Two federal judges contacted by CNN, who once served on the FISA court, separately refused to discuss their service.
Surveillance stepped up post 9/11
The law has been in place for 35 years, but the government has acknowledged electronic surveillance was stepped up significantly after the September 11, 2001, attacks.
The former West Coast-based telecom known as Qwest Communications International, Inc. has acknowledged refusing an NSA request for customer calls in the months before 9/11.
The company reiterated that refusal in the months after the attacks.
In a story first reported by USA Today in 2006, unsealed documents said the NSA was covertly gathering phone records of tens of millions of Americans, from information provided by major telecom firms.
Qwest was the only major company at the time known to have refused to participate in the program, after then-CEO Joseph Nacchio concluded it was possibly unconstitutional.
"Mr. Nacchio made inquiry as to whether a warrant or other legal process had been secured in support of that request," Nacchio attorney Herbert Stern said in 2006.
"When he learned that no such authority had been granted and that there was a disinclination on the part of the authorities to use any legal process, including the special court which had been established to handle such matters, Mr. Nacchio concluded that these requests violated the privacy requirements of the Telecommunications Act," Stern said.
It was during that time in the weeks after 9/11 that Congress passed the Patriot Act.
That law and subsequent 2008 revisions made it easier for the government to request electronic records, harder for companies to refuse -- and nearly impossible for them to voice their concerns publicly.
It was not clear exactly what the NSA wanted from Qwest. The Qwest disclosure came when the Nacchio was accused of insider trading, and documents were released as part of that prosecution.
Separate federal law
A separate federal law was passed a few years ago giving telecoms a level of retroactive immunity from lawsuits for any cooperation with the government when they hand over electronic records. Some legal analysts say that may be another reason companies are not as vocal complaining about the court orders to turn over records.

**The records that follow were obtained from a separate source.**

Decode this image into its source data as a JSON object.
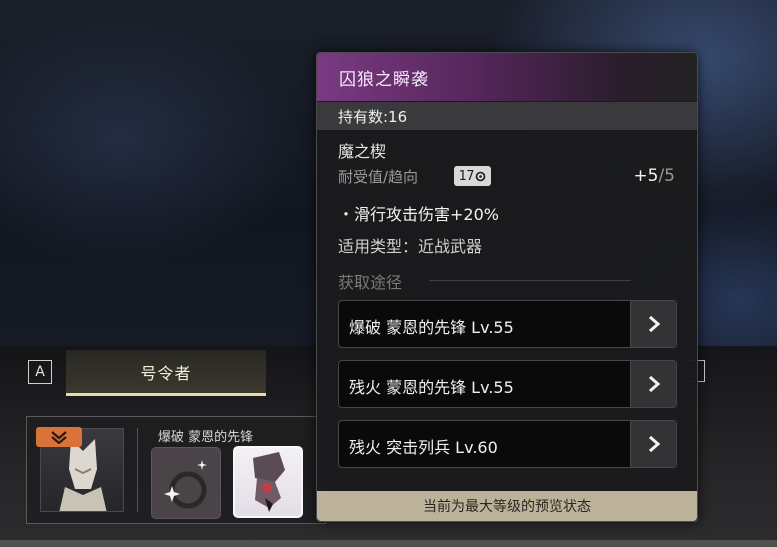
{
  "bottom_bar": {
    "key_hint": "A",
    "tab_label": "号令者",
    "loadout_label": "爆破 蒙恩的先锋"
  },
  "popup": {
    "title": "囚狼之瞬袭",
    "own_count": "持有数:16",
    "mod_set": "魔之楔",
    "capacity_label": "耐受值/趋向",
    "capacity_value": "17",
    "rank_current": "+5",
    "rank_max": "/5",
    "effect": "・滑行攻击伤害+20%",
    "applicable_type": "适用类型：近战武器",
    "source_heading": "获取途径",
    "sources": [
      {
        "label": "爆破 蒙恩的先锋 Lv.55"
      },
      {
        "label": "残火 蒙恩的先锋 Lv.55"
      },
      {
        "label": "残火 突击列兵 Lv.60"
      }
    ],
    "footer": "当前为最大等级的预览状态"
  },
  "icons": {
    "go": "chevron-right-icon",
    "polarity": "polarity-circle-icon",
    "badge": "chevron-down-icon"
  },
  "colors": {
    "header_purple": "#7a3a83",
    "footer_tan": "#bcb29a",
    "badge_orange": "#d9733a"
  }
}
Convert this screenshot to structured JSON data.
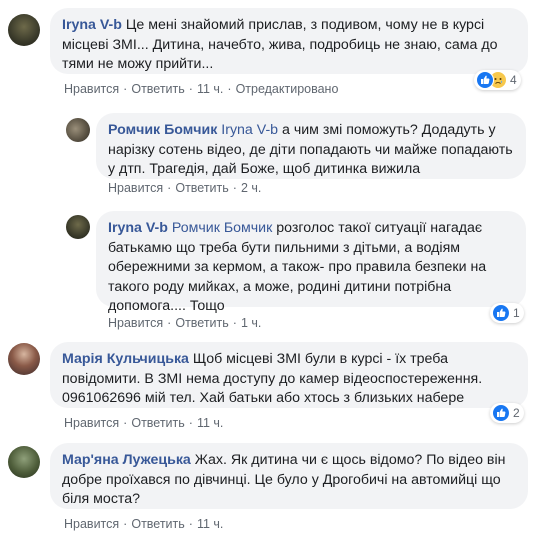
{
  "comments": [
    {
      "author": "Iryna V-b",
      "text": "Це мені знайомий прислав, з подивом, чому не в курсі місцеві ЗМІ... Дитина, начебто, жива, подробиць не знаю, сама до тями не можу прийти...",
      "actions": {
        "like": "Нравится",
        "reply": "Ответить",
        "time": "11 ч.",
        "edited": "Отредактировано"
      },
      "reaction_count": "4",
      "reactions": [
        "like-icon",
        "sad-icon"
      ]
    },
    {
      "author": "Ромчик Бомчик",
      "mention": "Iryna V-b",
      "text": "а чим змі поможуть? Додадуть у нарізку сотень відео, де діти попадають чи майже попадають у дтп. Трагедія, дай Боже, щоб дитинка вижила",
      "actions": {
        "like": "Нравится",
        "reply": "Ответить",
        "time": "2 ч."
      }
    },
    {
      "author": "Iryna V-b",
      "mention": "Ромчик Бомчик",
      "text": "розголос такої ситуації нагадає батькамю що треба бути пильними з дітьми, а водіям обережними за кермом, а також- про правила безпеки на такого роду мийках, а може, родині дитини потрібна допомога.... Тощо",
      "actions": {
        "like": "Нравится",
        "reply": "Ответить",
        "time": "1 ч."
      },
      "reaction_count": "1",
      "reactions": [
        "like-icon"
      ]
    },
    {
      "author": "Марія Кульчицька",
      "text": "Щоб місцеві ЗМІ були в курсі - їх треба повідомити. В ЗМІ нема доступу до камер відеоспостереження. 0961062696 мій тел. Хай батьки або хтось з близьких наберe",
      "actions": {
        "like": "Нравится",
        "reply": "Ответить",
        "time": "11 ч."
      },
      "reaction_count": "2",
      "reactions": [
        "like-icon"
      ]
    },
    {
      "author": "Мар'яна Лужецька",
      "text": "Жах. Як дитина чи є щось відомо? По відео він добре проїхався по дівчинці. Це було у Дрогобичі на автомийці що біля моста?",
      "actions": {
        "like": "Нравится",
        "reply": "Ответить",
        "time": "11 ч."
      }
    }
  ],
  "separator": "·",
  "colors": {
    "link": "#385898",
    "bubble": "#f2f3f5",
    "meta": "#606770",
    "like": "#1877f2"
  }
}
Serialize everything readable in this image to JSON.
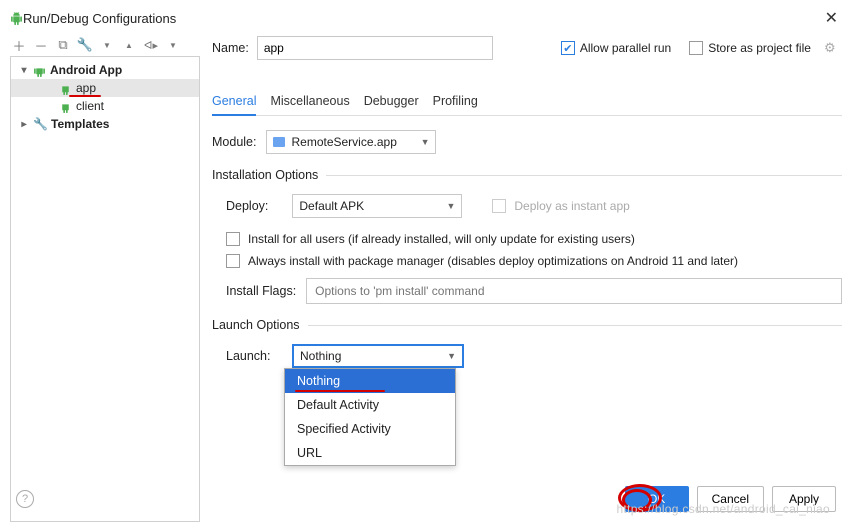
{
  "window": {
    "title": "Run/Debug Configurations"
  },
  "toolbar_icons": [
    "+",
    "−",
    "⧉",
    "🔧",
    "▾",
    "▸",
    "⇅",
    "▾"
  ],
  "tree": {
    "root": "Android App",
    "items": [
      {
        "label": "app"
      },
      {
        "label": "client"
      }
    ],
    "templates": "Templates"
  },
  "name": {
    "label": "Name:",
    "value": "app"
  },
  "allow_parallel": {
    "label": "Allow parallel run"
  },
  "store_project": {
    "label": "Store as project file"
  },
  "tabs": [
    "General",
    "Miscellaneous",
    "Debugger",
    "Profiling"
  ],
  "module": {
    "label": "Module:",
    "value": "RemoteService.app"
  },
  "install": {
    "section": "Installation Options",
    "deploy_label": "Deploy:",
    "deploy_value": "Default APK",
    "instant": "Deploy as instant app",
    "all_users": "Install for all users (if already installed, will only update for existing users)",
    "pkg_mgr": "Always install with package manager (disables deploy optimizations on Android 11 and later)",
    "flags_label": "Install Flags:",
    "flags_placeholder": "Options to 'pm install' command"
  },
  "launch": {
    "section": "Launch Options",
    "label": "Launch:",
    "value": "Nothing",
    "options": [
      "Nothing",
      "Default Activity",
      "Specified Activity",
      "URL"
    ]
  },
  "buttons": {
    "ok": "OK",
    "cancel": "Cancel",
    "apply": "Apply"
  },
  "watermark": "https://blog.csdn.net/android_cai_niao"
}
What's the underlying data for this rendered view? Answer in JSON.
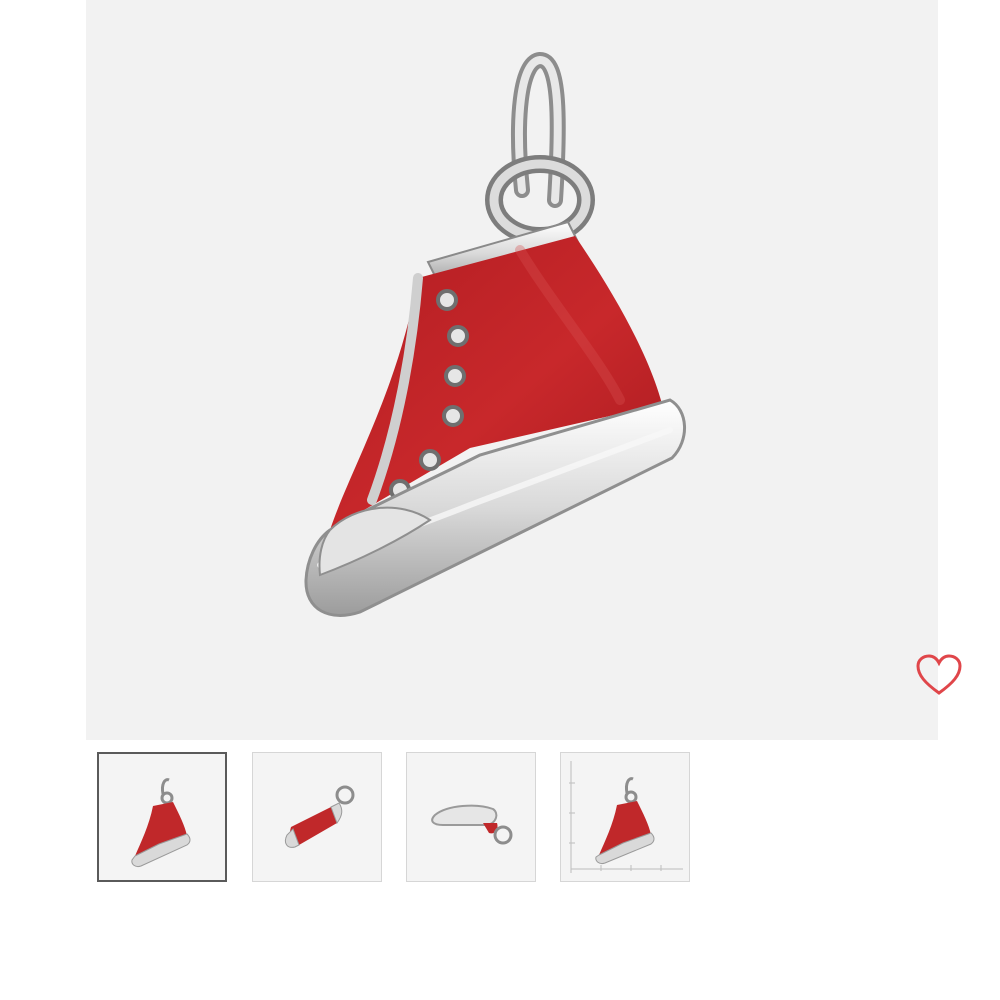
{
  "gallery": {
    "main_image": {
      "icon": "red-high-top-sneaker-charm",
      "accent": "#c0282a",
      "background": "#f2f2f2"
    },
    "favorite": {
      "icon": "heart-outline-icon",
      "color": "#e0464a"
    },
    "thumbnails": [
      {
        "icon": "sneaker-charm-side-view",
        "selected": true
      },
      {
        "icon": "sneaker-charm-angled-view",
        "selected": false
      },
      {
        "icon": "sneaker-charm-bottom-view",
        "selected": false
      },
      {
        "icon": "sneaker-charm-size-reference",
        "selected": false
      }
    ]
  }
}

The Justice Department said in 2012, the government made 1,856 applications to the FISA court for electronic surveillance and physical searches for "foreign intelligence purposes."
None of the applications was denied by the judges, but 40 were modified to some extent by the court. Only one such request was withdrawn by the FBI.
Of that total, 212 involved access to "certain business records," likely phone and other database material. Requests to listen in on individual phones or to read individual email accounts would have required a separate warrant.
In addition to the FISA orders, the FBI last year sent 15,229 National Security Letter requests for information concerning 6,223 different U.S. persons.
Those applications went directly to a particular company or entity, demanding compliance. That number was up slight from 2011. From 2003 to 2006 the FBI made 192,499 national security letter requests.
A federal judge in San Francisco in March ruled the NSLs unconstitutional, saying the disclosure regulations were "impermissibly overbroad." That ruling is being appealed by the government.
Judge Susan Illston concluded the unnamed company is "adamant about its desire to speak publicly about the fact that it received the National Security Letter at issue to further inform the ongoing public debate" on when and whether the Obama administration can make such unilateral requests.
Ninety-seven percent of the approximately 200,000 compliance letters included a specific gag order.